“The movie was fake. The mission was real,” is a tagline you’ll see printed across a blue-hued photo of Ben Affleck that’s gracing movie theaters and city streets across America this week for "Argo." The film tells the true story set against the backdrop of the Iranian revolution that follows CIA "exfiltration" specialist Tony Mendez, who develops a dangerous plan to free six Americans who have found shelter at the home of the Canadian ambassador – all under the guise of a film crew shooting a B-Level sci-fi picture. Thankfully the film that they’ve made about the events surrounding the fake film isn’t as flimsy as the one in the latest from multi-hyphenate actor and director Ben Affleck, with our man on the scene at Telluride calling the film “a terrifically suspenseful and entertaining thriller."

As we head further into October, or for cinephiles the very tip of Oscar season, hopes for “Argo” are high. Its all-star cast consists of Bryan Cranston, John Goodman, Alan Arkin, and many more in a terrific ensemble, with advance word that Affleck could pull a nomination for directing and “Heights” screenwriter Chris Terrio’s could nail down a Best Adapted Screenplay nod. We caught up with Affleck, Cranston, Goodman, Arkin, Terrio, producer Grant Heslov and Joshua Bearman – who wrote the original article on this historic moment from which Terrio drew from – at a recent press day for “Argo” and some insightful comments ensued.

Red State, Parks
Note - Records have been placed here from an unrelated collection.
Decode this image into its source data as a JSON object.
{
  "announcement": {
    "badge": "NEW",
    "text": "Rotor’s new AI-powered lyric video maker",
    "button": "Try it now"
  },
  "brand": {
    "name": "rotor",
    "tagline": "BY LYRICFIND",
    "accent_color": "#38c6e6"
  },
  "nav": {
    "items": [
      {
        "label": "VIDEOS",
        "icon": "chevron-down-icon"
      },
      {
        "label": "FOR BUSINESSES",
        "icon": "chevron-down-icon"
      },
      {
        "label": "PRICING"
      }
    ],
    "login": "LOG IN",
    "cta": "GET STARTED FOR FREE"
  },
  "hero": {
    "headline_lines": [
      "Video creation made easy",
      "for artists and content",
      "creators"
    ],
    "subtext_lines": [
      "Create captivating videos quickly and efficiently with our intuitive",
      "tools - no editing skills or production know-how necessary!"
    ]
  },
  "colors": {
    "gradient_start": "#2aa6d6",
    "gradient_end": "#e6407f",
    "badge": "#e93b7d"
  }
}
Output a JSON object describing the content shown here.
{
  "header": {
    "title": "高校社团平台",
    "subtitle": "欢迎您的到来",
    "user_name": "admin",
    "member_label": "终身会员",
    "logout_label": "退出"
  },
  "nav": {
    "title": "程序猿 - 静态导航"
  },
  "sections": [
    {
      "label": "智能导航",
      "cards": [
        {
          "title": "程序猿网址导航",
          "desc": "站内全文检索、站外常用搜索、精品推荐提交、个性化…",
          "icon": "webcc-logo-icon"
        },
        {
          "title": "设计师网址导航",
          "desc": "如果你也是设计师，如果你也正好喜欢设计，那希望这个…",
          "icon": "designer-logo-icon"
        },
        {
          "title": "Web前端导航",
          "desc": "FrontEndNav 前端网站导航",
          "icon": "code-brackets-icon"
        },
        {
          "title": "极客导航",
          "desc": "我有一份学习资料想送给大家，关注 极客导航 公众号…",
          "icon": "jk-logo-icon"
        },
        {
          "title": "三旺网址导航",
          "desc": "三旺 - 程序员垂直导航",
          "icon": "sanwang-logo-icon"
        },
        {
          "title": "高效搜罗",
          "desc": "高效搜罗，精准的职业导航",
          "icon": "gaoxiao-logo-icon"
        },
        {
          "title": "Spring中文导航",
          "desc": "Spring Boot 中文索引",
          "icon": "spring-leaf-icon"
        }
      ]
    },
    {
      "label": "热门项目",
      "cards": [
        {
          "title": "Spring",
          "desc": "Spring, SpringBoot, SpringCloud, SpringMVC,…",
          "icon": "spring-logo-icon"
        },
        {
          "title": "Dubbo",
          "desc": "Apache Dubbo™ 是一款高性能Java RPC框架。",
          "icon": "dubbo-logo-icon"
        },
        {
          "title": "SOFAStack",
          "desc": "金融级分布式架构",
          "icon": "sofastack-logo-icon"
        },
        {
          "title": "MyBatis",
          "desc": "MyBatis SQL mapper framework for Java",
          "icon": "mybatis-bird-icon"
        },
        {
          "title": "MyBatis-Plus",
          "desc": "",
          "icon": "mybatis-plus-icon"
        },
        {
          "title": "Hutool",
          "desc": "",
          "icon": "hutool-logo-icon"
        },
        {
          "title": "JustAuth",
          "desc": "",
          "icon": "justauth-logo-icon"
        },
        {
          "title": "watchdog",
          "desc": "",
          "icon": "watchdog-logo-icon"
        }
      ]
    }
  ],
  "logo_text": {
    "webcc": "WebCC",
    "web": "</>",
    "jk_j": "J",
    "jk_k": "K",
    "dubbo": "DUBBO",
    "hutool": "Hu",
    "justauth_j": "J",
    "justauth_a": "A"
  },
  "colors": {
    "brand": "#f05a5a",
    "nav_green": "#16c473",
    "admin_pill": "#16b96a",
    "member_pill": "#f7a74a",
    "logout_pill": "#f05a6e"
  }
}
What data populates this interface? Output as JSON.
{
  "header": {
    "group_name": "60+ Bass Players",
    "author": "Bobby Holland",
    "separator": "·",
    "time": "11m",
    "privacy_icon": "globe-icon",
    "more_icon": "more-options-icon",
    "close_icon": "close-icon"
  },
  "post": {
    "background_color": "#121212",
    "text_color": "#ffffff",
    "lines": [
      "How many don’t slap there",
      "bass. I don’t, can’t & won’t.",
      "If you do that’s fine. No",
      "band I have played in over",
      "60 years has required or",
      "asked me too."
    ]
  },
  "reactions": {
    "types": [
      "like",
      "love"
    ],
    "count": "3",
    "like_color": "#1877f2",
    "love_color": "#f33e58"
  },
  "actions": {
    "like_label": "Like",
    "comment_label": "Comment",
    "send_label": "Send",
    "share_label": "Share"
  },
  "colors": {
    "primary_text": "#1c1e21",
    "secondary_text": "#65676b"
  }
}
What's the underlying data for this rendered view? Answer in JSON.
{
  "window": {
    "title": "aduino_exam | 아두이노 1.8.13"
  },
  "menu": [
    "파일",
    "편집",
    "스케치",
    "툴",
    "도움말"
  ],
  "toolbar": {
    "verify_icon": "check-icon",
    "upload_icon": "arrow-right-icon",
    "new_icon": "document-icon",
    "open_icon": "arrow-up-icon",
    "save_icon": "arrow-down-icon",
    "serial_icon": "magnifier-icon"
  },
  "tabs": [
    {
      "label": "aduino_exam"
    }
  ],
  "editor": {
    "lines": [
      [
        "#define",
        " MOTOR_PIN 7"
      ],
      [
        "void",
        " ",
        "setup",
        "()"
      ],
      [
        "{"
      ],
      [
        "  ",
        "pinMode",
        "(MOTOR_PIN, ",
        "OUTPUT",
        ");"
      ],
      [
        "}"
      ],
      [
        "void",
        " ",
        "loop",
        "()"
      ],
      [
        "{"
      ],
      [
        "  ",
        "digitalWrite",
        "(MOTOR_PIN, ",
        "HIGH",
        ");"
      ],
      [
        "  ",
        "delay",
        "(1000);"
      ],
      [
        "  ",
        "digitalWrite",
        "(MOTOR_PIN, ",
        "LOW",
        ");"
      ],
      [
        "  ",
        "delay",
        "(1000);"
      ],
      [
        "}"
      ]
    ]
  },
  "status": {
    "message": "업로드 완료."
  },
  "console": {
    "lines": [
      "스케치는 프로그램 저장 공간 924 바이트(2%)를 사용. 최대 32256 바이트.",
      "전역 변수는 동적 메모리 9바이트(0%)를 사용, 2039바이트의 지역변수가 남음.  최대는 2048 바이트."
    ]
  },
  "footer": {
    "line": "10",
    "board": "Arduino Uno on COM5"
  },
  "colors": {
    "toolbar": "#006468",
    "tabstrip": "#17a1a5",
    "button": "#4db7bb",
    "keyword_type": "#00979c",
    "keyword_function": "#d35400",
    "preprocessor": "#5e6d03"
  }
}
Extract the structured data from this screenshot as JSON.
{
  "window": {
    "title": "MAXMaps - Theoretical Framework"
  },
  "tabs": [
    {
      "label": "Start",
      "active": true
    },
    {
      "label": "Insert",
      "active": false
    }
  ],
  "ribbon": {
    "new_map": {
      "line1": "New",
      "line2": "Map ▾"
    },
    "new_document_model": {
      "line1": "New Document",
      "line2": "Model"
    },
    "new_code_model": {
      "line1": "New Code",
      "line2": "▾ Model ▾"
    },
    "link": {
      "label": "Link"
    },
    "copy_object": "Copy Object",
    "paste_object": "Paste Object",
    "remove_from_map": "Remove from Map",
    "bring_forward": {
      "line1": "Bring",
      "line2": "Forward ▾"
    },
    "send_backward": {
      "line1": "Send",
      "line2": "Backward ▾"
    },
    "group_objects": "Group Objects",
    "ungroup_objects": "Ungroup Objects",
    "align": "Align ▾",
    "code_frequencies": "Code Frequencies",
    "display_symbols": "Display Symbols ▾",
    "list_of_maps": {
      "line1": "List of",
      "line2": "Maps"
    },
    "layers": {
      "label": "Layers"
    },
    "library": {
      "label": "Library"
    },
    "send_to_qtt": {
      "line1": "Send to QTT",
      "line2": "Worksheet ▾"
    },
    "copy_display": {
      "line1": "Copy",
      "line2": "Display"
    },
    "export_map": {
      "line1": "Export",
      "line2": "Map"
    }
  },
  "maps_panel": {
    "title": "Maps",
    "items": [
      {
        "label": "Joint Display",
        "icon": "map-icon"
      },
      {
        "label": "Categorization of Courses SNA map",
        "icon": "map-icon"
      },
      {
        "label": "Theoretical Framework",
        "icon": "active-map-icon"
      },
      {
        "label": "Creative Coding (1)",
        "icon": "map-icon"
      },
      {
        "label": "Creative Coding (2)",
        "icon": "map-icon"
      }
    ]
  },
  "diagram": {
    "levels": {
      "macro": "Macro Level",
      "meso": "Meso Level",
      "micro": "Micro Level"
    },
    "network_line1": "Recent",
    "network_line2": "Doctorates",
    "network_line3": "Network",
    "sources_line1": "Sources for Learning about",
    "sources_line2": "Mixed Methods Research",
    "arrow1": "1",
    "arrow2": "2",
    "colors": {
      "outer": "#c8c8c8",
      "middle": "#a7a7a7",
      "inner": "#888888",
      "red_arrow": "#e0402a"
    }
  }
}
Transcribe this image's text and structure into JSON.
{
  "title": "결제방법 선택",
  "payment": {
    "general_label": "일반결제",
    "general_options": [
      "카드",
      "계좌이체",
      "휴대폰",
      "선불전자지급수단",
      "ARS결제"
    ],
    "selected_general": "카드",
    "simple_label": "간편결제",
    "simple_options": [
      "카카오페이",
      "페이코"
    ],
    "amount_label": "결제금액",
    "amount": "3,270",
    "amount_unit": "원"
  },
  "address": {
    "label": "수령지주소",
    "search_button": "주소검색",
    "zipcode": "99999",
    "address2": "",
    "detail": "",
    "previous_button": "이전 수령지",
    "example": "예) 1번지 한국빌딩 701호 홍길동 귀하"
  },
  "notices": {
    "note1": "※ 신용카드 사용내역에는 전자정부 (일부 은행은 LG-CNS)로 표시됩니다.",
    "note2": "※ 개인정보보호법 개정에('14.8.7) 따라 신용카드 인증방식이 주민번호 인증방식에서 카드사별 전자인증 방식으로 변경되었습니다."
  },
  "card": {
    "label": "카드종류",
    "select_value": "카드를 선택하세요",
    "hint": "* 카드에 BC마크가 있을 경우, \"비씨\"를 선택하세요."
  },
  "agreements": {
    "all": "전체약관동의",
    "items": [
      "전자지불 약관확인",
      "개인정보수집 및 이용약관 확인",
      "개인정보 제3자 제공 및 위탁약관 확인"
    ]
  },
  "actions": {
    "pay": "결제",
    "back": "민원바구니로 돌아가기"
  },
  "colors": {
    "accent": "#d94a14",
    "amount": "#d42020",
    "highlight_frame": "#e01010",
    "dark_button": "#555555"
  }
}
1. Ben Affleck freely admits to cribbing talent from filmmaker and friend Kevin Smith’s controversial picture “Red State”
It’s nice to see that Ben Affleck holds no ill-will towards his buddy from down the Jersey turnpike Kevin Smith, as many would assume following a bomb as commercially and critically reviled as 2004’s “Jersey Girl." Thankfully they’re still friends, and it’s Smith’s controversial and confounding “Red State” that Affleck admits to cherry-picking from to cast his latest film. Smith recently told a full house for the recording of his latest Q&A DVD special “Kevin Smith: Burn In Hell” that he sent Affleck a 35mm print of the film to screen for himself, which he sent back to Smith with no word as to whether or not he liked the film. Smith immediately became suspicious when his “Red State” cast starting popping up in trade reports around Affleck's movie. Affleck said with an air of jest, “Well, I love Kevin and have seen all his movies. I had heard of John Goodman prior to ‘Red State,’ and was a fan. Though I did see Michael Parks and Kerry Bishe in the movie and was really impressed by them. I also really like the movie ‘Red State’ a lot.” It also appears as though Smith eventually heard back from Affleck, who put forth a replacement pull quote for Quentin Tarantino’s current quote that says “I freakin’ love this movie,” by offering Smith the use of the quote “I fucking love this movie MORE than Quentin Tarantino!"

2. In regards to the film’s terrifying opening sequence on the Iranian raid of the American Embassy, Affleck wasn’t worried it wouldn’t make the cut considering the recent and ongoing struggle in the Middle East.
Considering the willingness of Warner Bros. to amend the movie theater shootout sequence glimpsed in the trailer for "Gangster Squad” following the tragedy at “The Dark Knight Rises” midnight screening in Aurora, Colorado that appropriately caused quite a stir, Grant Heslov reveals that the political climate overseas didn't weigh on their movie, though it was considered: “It was definitely too late. I think it was something that we talked about.” With Affleck adding, “I think it was important to us that the movie not be politicized. We went to great pains to try to make it very fact based, knowing that it was coming out before an election in the United States, a time when many things become politicized. We obviously couldn’t forecast how terrible things would become now, but when we were making the movie, we saw some resonance to the Arab Spring and some countries that were in tumult.” Though, he stands by his choice to keep the pieces of the film intact, explaining, “Naturally, we wanted to be judicious and careful about presenting the facts, as well as stand firmly behind that and say ‘This is an examination of this part of the world, and just because this part of the world is undergoing strife’ – or as I said ‘tumult’ – ‘doesn’t mean you stop examining it, or looking at it and talking about it.’ I think that would be a bad thing.”